To prevent these components from wearing out too quickly, it’s important to properly maintain your turntable. Regular cleaning of the stylus and record can help prolong the life of these components. Additionally, it’s essential to use high-quality replacement parts when necessary to ensure optimal performance.
Improper Cartridge Alignment
Improper cartridge alignment is another common cause of muffled sound on a turntable. The cartridge is the part of the turntable that holds the stylus and tracks the record groove. If the cartridge is not aligned correctly, it can cause the stylus to sit incorrectly in the groove, resulting in distorted sound.
Cartridge alignment is a relatively simple process, but it requires attention to detail. Most new turntables come with pre-aligned cartridges, but if you aligned the cartridge yourself or received it from a friend, it could be improperly aligned. To align your cartridge correctly, you will need a stylus force gauge and a cartridge protractor.
The first step is to inspect the wiring and connection to the headshell pins. Once you have ensured that everything is connected properly, you can move on to aligning your cartridge. The cartridge protractor will help you align the tonearm across the two null points where the stylus lines up perfectly with the linear cut record groove.
It’s important to note that other key setup parameters, including tracking force and anti-skate, also play a part in tracking performance. If your turntable still sounds muffled after aligning your cartridge, you may want to check these settings as well.
Incorrect Tracking Force
Another reason why your turntable might sound muffled is due to incorrect tracking force. Tracking force is the amount of weight applied to the stylus as it tracks the record groove. If the tracking force is too light, the stylus will not make proper contact with the groove, resulting in a weak and muffled sound. On the other hand, if the tracking force is too heavy, it can cause excessive wear and damage to both the stylus and record.
To check the tracking force, you will need a stylus force gauge. This tool measures the amount of weight applied to the stylus and ensures that it is within the manufacturer’s recommended range. If you find that your tracking force is incorrect, you will need to adjust it by adjusting the counterweight on your turntable’s tonearm.

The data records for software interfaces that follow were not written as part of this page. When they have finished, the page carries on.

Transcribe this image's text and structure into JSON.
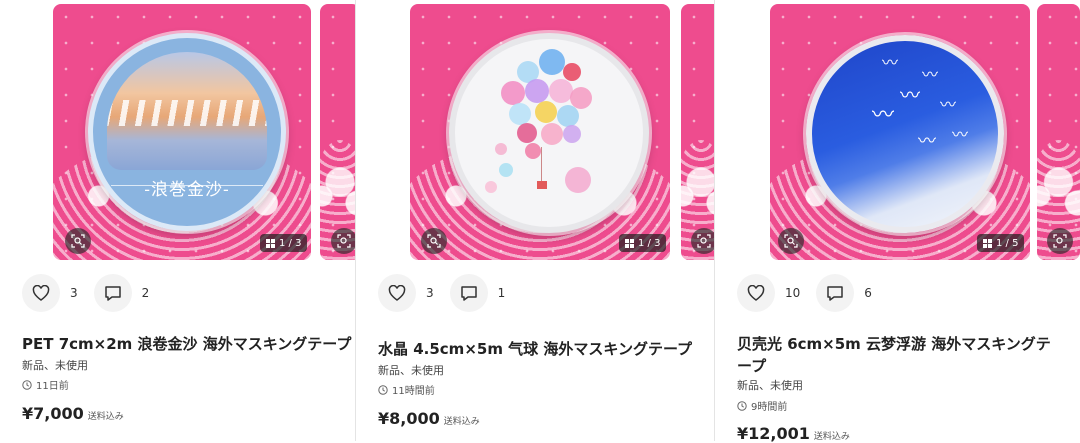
{
  "colors": {
    "photo_bg": "#ee4c8e",
    "pill_bg": "#f3f3f3",
    "text": "#222222"
  },
  "listings": [
    {
      "title": "PET 7cm×2m 浪卷金沙 海外マスキングテープ",
      "tape_label": "-浪巻金沙-",
      "condition": "新品、未使用",
      "time": "11日前",
      "price": "¥7,000",
      "shipping": "送料込み",
      "likes": "3",
      "comments": "2",
      "photo_counter": "1 / 3"
    },
    {
      "title": "水晶 4.5cm×5m 气球 海外マスキングテープ",
      "condition": "新品、未使用",
      "time": "11時間前",
      "price": "¥8,000",
      "shipping": "送料込み",
      "likes": "3",
      "comments": "1",
      "photo_counter": "1 / 3"
    },
    {
      "title": "贝壳光 6cm×5m 云梦浮游 海外マスキングテープ",
      "condition": "新品、未使用",
      "time": "9時間前",
      "price": "¥12,001",
      "shipping": "送料込み",
      "likes": "10",
      "comments": "6",
      "photo_counter": "1 / 5"
    }
  ],
  "icons": {
    "like": "heart-icon",
    "comment": "comment-icon",
    "zoom": "image-search-icon",
    "gallery": "grid-icon",
    "time": "clock-icon"
  }
}
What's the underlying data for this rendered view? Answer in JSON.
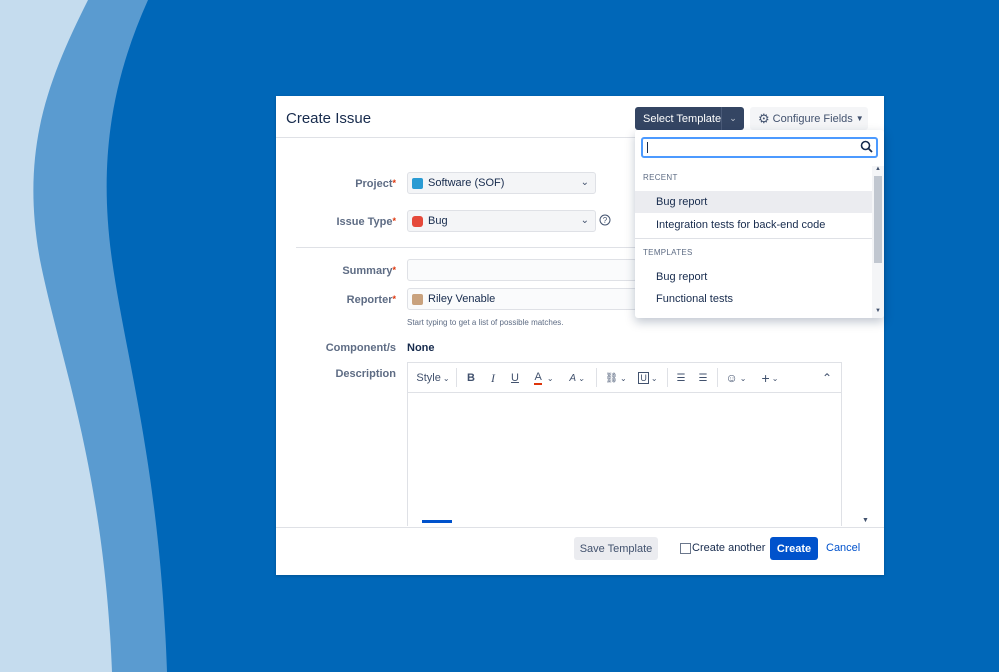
{
  "dialog": {
    "title": "Create Issue",
    "select_template_label": "Select Template",
    "configure_fields_label": "Configure Fields"
  },
  "form": {
    "project_label": "Project",
    "project_value": "Software (SOF)",
    "issue_type_label": "Issue Type",
    "issue_type_value": "Bug",
    "summary_label": "Summary",
    "summary_value": "",
    "reporter_label": "Reporter",
    "reporter_value": "Riley Venable",
    "reporter_hint": "Start typing to get a list of possible matches.",
    "components_label": "Component/s",
    "components_value": "None",
    "description_label": "Description",
    "required_mark": "*"
  },
  "editor_toolbar": {
    "style_label": "Style",
    "bold": "B",
    "italic": "I",
    "underline": "U",
    "text_color": "A",
    "more_format": "A",
    "link": "🔗",
    "attachment": "U",
    "bullet_list": "☰",
    "numbered_list": "☰",
    "emoji": "☺",
    "insert": "+",
    "collapse": "⌃"
  },
  "footer": {
    "save_template_label": "Save Template",
    "create_another_label": "Create another",
    "create_label": "Create",
    "cancel_label": "Cancel"
  },
  "template_dropdown": {
    "search_value": "",
    "recent_heading": "RECENT",
    "recent_items": [
      "Bug report",
      "Integration tests for back-end code"
    ],
    "templates_heading": "TEMPLATES",
    "template_items": [
      "Bug report",
      "Functional tests"
    ]
  },
  "colors": {
    "background": "#0067b8",
    "wave_light": "#c5dcee",
    "wave_mid": "#5a9bd0",
    "primary_button": "#0052cc",
    "dark_button": "#344563",
    "focus_ring": "#4c9aff",
    "bug_icon": "#e5493a",
    "project_icon": "#2a9bd3"
  },
  "icons": [
    "gear-icon",
    "chevron-down-icon",
    "search-icon",
    "help-icon",
    "bug-icon",
    "project-icon",
    "avatar",
    "resize-grip-icon"
  ]
}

It’s important to note that tracking force can also be affected by other factors, such as anti-skate (or bias) settings. Anti-skate is a mechanism that counteracts the natural tendency of the tonearm to pull towards the center of the record. If anti-skate is not set correctly, it can cause uneven tracking force and result in muffled sound.
In addition to the above causes, damaged records can also contribute to muffled sound on your turntable. Scratches, warps, and other physical damage to the record can cause the stylus to skip or jump, resulting in a distorted and muffled sound.
To prevent this from happening, it is important to handle your records with care and store them properly. Avoid touching the grooves with your fingers and use a record cleaning brush or cloth to remove any dust or debris before playing. Additionally, store your records in a cool and dry place, away from direct sunlight and heat sources.
If you do have a damaged record that is causing muffled sound, there are a few things you can try. First, try cleaning the record with a record cleaning solution and brush to remove any dirt or debris that may be causing the distortion. If the damage is severe, you may need to replace the record or seek professional help in repairing it.
By taking care of your records and turntable components, you can prevent muffled sound and enjoy high-quality audio from your vinyl collection.